Milosevic aide to be Serbia's prime minister
The wartime spokesman for Slobodan Milosevic's party will be sworn in as prime minister of Serbia today, officials said, stoking international concerns that Serbia will abandon its European path and return to the nationalism of the past. The newly designated prime minister, Ivica Dacic, heads the Socialist Party, which was once led by Milosevic. Milosevic was overthrown in a revolution in 2000 and died in jail in 2006 while being tried for crimes against humanity. The party's comeback follows the victory of Tomislav Nikolic, another former archnationalist, in the presidential election in May. Dacic and Nikolic both say they've left nationalism behind.
Ala. bus boycott organizer dies
Thelma McWilliams Glass, a longtime professor and civil rights pioneer who helped organize the Montgomery bus boycott, died Wednesday at 96. A statement from Alabama State University, where Mrs. Glass was a professor of geography, did not give a cause. "The ASU family lost one of its crown jewels today," president William H. Harris said. He called her a "consummate educator whose life was a shining example of service, courage and commitment." Mrs. Glass was among a group of women to help organize the bus boycott in Montgomery in 1955 after Rosa Parks was arrested for refusing to surrender her seat to a white person. The boycott crippled the bus service and helped bring an end to segregation of public transportation in the South a year later.
Judge frees former president on bail
In a surprise ruling, a judge ordered former President Gloria Macapagal Arroyo released on bail Wednesday after finding that vote-rigging charges lodged against her were weak. After posting the equivalent of $24,000 bail, Arroyo emerged smiling from a military hospital, where she had been detained for eight months after seeking treatment for a bone ailment. The judge's order was seen as a blow to the administration of President Benigno S. Aquino III, who has pointed to Arroyo's arrest and detention as an important milestone in his anticorruption campaign.
Gay marriage gives economic boost
The Big Apple raked in $275 million in economic benefits plus city revenues directly linked to the state's decision to embrace gay marriage, Mayor Michael Bloomberg said this week. New York legalized gay marriage in July 2011. Since then, more than 8,200 same-sex marriage licenses have been issued in New York City. The economic impact is estimated from some 200,000 guests who traveled to the city for same-sex wedding receptions.
Training aimed at cyber espionage

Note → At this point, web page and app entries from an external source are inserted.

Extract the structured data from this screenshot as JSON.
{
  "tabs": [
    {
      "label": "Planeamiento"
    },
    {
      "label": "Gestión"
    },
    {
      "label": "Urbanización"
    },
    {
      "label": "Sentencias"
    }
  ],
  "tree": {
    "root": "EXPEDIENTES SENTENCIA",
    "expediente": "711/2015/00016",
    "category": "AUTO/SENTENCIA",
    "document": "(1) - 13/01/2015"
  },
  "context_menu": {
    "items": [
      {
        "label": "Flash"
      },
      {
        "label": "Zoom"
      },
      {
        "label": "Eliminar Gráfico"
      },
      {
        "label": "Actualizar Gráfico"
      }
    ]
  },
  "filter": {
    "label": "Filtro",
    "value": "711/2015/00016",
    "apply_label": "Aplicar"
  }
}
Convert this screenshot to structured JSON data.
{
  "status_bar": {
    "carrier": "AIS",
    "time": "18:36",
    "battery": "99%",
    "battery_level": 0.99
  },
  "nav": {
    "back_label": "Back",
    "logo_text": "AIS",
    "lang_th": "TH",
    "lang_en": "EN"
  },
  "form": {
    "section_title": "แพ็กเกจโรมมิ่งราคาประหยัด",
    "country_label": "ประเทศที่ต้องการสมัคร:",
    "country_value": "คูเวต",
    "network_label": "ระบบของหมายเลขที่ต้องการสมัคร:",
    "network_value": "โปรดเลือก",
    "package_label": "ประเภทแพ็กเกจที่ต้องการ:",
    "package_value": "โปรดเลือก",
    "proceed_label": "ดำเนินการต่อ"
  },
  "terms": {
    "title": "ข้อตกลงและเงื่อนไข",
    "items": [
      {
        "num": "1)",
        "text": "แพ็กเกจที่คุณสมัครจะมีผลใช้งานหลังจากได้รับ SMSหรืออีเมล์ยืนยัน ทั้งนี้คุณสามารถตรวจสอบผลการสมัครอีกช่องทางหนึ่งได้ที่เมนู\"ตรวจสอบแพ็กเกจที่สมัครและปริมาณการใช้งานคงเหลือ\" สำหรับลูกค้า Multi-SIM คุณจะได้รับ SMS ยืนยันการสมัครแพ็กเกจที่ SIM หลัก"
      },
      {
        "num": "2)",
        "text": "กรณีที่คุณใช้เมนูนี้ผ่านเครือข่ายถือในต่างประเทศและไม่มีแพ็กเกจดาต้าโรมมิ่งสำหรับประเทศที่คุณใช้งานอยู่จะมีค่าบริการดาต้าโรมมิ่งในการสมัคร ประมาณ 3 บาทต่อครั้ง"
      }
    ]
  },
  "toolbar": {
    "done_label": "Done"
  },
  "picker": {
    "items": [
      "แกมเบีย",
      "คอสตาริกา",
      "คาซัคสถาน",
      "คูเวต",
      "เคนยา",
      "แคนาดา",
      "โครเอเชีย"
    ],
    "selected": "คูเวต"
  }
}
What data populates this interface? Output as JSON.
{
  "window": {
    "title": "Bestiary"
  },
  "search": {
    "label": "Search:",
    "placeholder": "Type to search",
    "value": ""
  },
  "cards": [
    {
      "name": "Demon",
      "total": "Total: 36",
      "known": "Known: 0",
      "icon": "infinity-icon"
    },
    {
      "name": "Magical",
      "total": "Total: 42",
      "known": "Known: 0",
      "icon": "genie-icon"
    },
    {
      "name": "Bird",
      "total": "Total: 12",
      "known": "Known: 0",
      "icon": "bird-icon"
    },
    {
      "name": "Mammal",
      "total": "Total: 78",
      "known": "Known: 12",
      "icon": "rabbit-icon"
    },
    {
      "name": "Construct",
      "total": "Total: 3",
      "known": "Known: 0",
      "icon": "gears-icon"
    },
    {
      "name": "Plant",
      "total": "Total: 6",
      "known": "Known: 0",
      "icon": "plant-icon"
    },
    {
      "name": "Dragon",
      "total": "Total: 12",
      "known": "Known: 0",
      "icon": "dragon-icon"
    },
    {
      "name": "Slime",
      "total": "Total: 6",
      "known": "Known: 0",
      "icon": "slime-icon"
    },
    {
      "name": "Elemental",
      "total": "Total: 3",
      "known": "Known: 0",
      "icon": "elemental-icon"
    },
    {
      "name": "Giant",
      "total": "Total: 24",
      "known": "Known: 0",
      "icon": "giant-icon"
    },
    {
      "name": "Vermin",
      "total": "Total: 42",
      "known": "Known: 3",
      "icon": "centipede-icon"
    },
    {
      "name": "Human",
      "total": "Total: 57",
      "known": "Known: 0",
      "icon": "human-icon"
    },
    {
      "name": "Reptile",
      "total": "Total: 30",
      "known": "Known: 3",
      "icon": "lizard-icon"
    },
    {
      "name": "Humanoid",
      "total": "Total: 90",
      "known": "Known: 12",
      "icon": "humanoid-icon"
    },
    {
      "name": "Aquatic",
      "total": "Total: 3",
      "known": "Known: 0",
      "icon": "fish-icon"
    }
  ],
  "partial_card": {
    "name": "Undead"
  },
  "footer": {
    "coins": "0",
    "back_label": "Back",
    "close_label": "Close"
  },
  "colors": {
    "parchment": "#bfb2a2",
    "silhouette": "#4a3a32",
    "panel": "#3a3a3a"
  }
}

Confronting a growing threat to national security, the Justice Department has begun training hundreds of prosecutors to combat and prosecute cyber espionage and related crimes, according to senior department officials, the Washington Post reported. The new training is part of a major overhaul after an internal review that pinpointed gaps in the department's ability to identify and respond to potential terrorist attacks over the Internet and to the rapidly growing crime of cyber espionage, the officials said.